| Exercise directions |
Would you please state how many lines in the entries contain the word "label"? Only the number should be given.

Segment Start: Data extract

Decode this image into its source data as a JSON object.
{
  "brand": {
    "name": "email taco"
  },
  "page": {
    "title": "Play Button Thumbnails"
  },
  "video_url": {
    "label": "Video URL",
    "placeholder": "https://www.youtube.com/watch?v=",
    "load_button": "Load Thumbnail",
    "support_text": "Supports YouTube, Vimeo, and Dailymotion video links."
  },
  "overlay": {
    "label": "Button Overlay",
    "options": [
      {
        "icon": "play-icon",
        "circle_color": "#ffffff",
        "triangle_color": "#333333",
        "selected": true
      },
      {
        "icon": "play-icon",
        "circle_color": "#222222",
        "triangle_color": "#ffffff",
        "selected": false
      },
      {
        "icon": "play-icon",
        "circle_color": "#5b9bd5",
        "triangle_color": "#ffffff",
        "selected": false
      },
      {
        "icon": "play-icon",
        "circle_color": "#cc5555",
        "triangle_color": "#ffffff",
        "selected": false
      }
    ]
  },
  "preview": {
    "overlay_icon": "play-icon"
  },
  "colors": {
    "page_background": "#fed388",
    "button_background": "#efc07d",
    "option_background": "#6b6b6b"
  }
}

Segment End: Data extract

| Result for this task |
2